BEGIN MATERIAL FOR THIS EXERCISE

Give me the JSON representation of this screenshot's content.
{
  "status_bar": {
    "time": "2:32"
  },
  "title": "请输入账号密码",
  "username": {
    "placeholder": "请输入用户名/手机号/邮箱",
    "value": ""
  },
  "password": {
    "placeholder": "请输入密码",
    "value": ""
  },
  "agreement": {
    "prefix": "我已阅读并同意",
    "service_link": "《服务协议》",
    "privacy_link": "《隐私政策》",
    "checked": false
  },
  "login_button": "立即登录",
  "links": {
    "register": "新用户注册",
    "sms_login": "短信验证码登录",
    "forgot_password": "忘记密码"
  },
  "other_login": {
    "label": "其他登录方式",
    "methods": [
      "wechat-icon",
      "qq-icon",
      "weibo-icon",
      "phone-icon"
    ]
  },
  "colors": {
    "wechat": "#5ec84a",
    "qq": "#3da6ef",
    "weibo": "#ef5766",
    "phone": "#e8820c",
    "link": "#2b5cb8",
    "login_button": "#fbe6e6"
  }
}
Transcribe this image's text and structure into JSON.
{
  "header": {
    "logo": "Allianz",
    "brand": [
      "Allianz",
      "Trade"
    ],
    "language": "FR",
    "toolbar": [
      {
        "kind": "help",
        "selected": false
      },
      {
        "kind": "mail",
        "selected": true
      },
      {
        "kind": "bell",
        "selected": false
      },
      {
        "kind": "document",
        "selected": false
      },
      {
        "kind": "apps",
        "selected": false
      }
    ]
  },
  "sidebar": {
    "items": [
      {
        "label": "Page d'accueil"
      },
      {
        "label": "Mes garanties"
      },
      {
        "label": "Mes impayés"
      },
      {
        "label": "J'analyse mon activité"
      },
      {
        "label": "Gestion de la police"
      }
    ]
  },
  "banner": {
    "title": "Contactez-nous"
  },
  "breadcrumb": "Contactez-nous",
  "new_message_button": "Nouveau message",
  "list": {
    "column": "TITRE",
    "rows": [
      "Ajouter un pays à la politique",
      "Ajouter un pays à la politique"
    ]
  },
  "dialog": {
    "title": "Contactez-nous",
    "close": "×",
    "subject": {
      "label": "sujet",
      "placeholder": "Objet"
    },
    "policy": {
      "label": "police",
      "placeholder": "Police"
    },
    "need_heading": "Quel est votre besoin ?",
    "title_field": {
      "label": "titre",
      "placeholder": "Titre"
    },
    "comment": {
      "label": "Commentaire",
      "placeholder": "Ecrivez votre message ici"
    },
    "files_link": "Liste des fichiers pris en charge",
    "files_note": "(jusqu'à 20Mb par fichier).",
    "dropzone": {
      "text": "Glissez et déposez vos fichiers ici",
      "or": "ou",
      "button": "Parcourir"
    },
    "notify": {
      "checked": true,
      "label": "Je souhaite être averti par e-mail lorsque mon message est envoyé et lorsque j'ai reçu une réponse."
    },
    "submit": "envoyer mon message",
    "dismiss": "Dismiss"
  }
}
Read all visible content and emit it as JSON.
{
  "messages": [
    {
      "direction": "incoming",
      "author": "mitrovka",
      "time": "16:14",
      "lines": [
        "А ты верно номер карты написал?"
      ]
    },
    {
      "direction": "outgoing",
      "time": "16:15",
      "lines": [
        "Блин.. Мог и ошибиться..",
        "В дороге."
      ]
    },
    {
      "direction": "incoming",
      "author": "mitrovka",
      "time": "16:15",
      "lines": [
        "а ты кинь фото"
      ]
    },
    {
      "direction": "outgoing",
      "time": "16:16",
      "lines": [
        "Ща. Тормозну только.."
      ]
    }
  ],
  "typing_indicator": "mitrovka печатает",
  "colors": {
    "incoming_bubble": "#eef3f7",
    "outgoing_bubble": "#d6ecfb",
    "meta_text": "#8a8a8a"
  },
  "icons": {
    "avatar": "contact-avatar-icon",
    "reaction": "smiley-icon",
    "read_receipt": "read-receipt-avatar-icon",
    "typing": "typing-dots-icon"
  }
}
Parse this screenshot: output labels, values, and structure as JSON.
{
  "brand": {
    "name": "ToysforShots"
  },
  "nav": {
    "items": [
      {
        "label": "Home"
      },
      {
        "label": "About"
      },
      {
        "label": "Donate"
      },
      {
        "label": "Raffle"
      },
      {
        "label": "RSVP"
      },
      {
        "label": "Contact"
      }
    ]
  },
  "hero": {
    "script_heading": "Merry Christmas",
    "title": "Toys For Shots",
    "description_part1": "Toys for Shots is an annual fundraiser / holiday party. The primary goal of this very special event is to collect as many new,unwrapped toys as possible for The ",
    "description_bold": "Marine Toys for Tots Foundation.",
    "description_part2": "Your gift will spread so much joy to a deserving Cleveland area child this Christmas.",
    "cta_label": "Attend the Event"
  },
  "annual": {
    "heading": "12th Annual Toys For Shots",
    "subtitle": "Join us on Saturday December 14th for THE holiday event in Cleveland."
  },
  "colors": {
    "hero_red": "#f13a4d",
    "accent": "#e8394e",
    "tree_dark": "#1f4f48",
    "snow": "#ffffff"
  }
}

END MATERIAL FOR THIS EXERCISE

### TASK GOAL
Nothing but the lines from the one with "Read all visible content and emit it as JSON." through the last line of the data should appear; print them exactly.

### EXERCISE OUTPUT
Read all visible content and emit it as JSON.
{
  "messages": [
    {
      "direction": "incoming",
      "author": "mitrovka",
      "time": "16:14",
      "lines": [
        "А ты верно номер карты написал?"
      ]
    },
    {
      "direction": "outgoing",
      "time": "16:15",
      "lines": [
        "Блин.. Мог и ошибиться..",
        "В дороге."
      ]
    },
    {
      "direction": "incoming",
      "author": "mitrovka",
      "time": "16:15",
      "lines": [
        "а ты кинь фото"
      ]
    },
    {
      "direction": "outgoing",
      "time": "16:16",
      "lines": [
        "Ща. Тормозну только.."
      ]
    }
  ],
  "typing_indicator": "mitrovka печатает",
  "colors": {
    "incoming_bubble": "#eef3f7",
    "outgoing_bubble": "#d6ecfb",
    "meta_text": "#8a8a8a"
  },
  "icons": {
    "avatar": "contact-avatar-icon",
    "reaction": "smiley-icon",
    "read_receipt": "read-receipt-avatar-icon",
    "typing": "typing-dots-icon"
  }
}
Parse this screenshot: output labels, values, and structure as JSON.
{
  "brand": {
    "name": "ToysforShots"
  },
  "nav": {
    "items": [
      {
        "label": "Home"
      },
      {
        "label": "About"
      },
      {
        "label": "Donate"
      },
      {
        "label": "Raffle"
      },
      {
        "label": "RSVP"
      },
      {
        "label": "Contact"
      }
    ]
  },
  "hero": {
    "script_heading": "Merry Christmas",
    "title": "Toys For Shots",
    "description_part1": "Toys for Shots is an annual fundraiser / holiday party. The primary goal of this very special event is to collect as many new,unwrapped toys as possible for The ",
    "description_bold": "Marine Toys for Tots Foundation.",
    "description_part2": "Your gift will spread so much joy to a deserving Cleveland area child this Christmas.",
    "cta_label": "Attend the Event"
  },
  "annual": {
    "heading": "12th Annual Toys For Shots",
    "subtitle": "Join us on Saturday December 14th for THE holiday event in Cleveland."
  },
  "colors": {
    "hero_red": "#f13a4d",
    "accent": "#e8394e",
    "tree_dark": "#1f4f48",
    "snow": "#ffffff"
  }
}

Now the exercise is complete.